can be classified in terms of pressure ranges they measure, temperature ranges of operation, and most importantly the type of pressure they measure. In terms of pressure type, pressure sensors can be divided into five categories:
Absolute piezoresistive pressure transducer
This transducer measures the pressure relative to perfect vacuum pressure (0 PSI or no pressure). Atmospheric pressure, is 101.325 kPa (14.7 PSI) at sea level with reference to vacuum.
Gauge piezoresistive pressure transducer
is used in different applications because it can be calibrated to measure the pressure relative to a given atmospheric pressure at a given location. A tire pressure gauge is an example of gauge pressure indication. When the tire pressure gauge reads 0 PSI, there is really 14.7 PSI (atmospheric pressure) in the tire.
Vacuum piezoresistive pressure transducer
is used to measure pressure less than the atmospheric pressure at a given location.

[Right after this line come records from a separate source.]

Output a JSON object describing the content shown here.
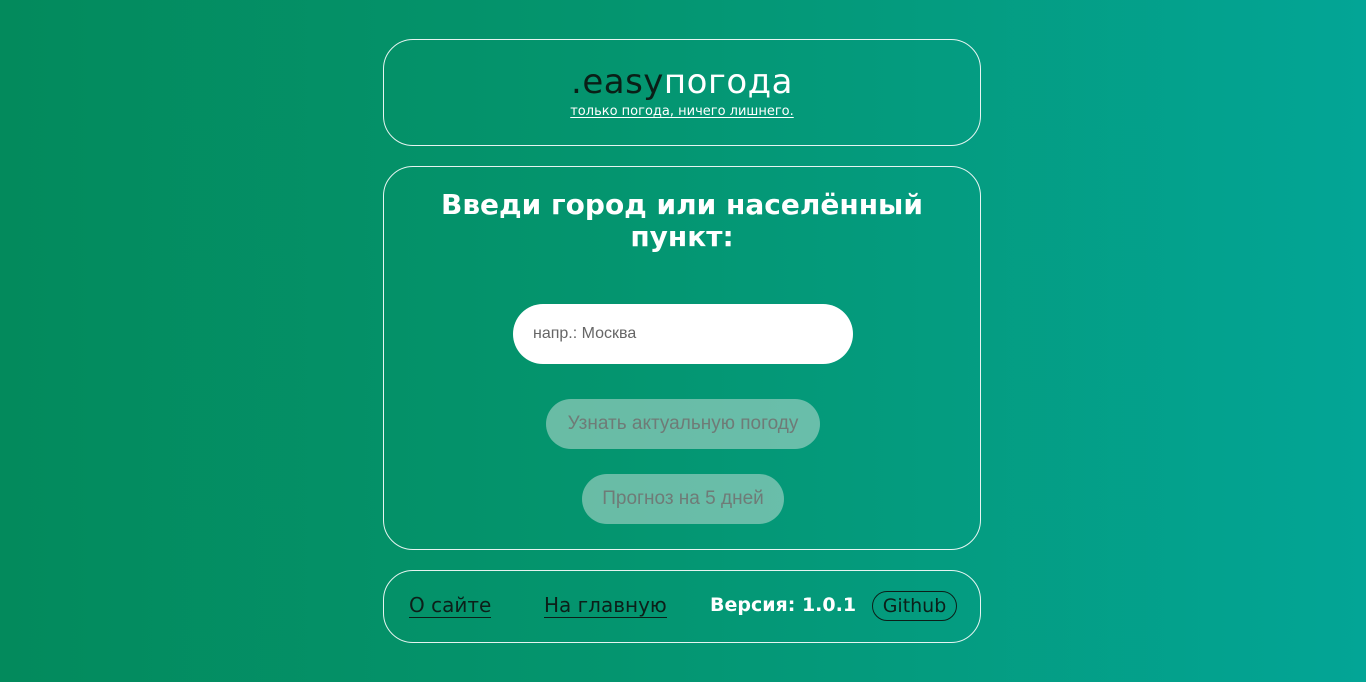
{
  "header": {
    "logo_prefix": ".easy",
    "logo_suffix": "погода",
    "tagline": "только погода, ничего лишнего."
  },
  "main": {
    "prompt": "Введи город или населённый пункт:",
    "input_placeholder": "напр.: Москва",
    "input_value": "",
    "current_weather_button": "Узнать актуальную погоду",
    "forecast_button": "Прогноз на 5 дней"
  },
  "footer": {
    "about_link": "О сайте",
    "home_link": "На главную",
    "version": "Версия: 1.0.1",
    "github_button": "Github"
  }
}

This has the potential to cause some confusion as industry may refer to a vacuum sensor as one which is referenced to either atmospheric pressure (i.e. measure Negative gauge pressure) or relative to absolute vacuum.
Differential piezoresistive pressure transducer
measures the difference between two or more pressures introduced as inputs to the sensing unit, for example, measuring the pressure drop across an oil filter. Differential pressure is also used to measure flow or level in pressurized vessels.
Sealed piezoresistive pressure transducer
is the same as the gauge pressure sensor except that it is previously calibrated by manufacturers to measure pressure relative to sea level pressure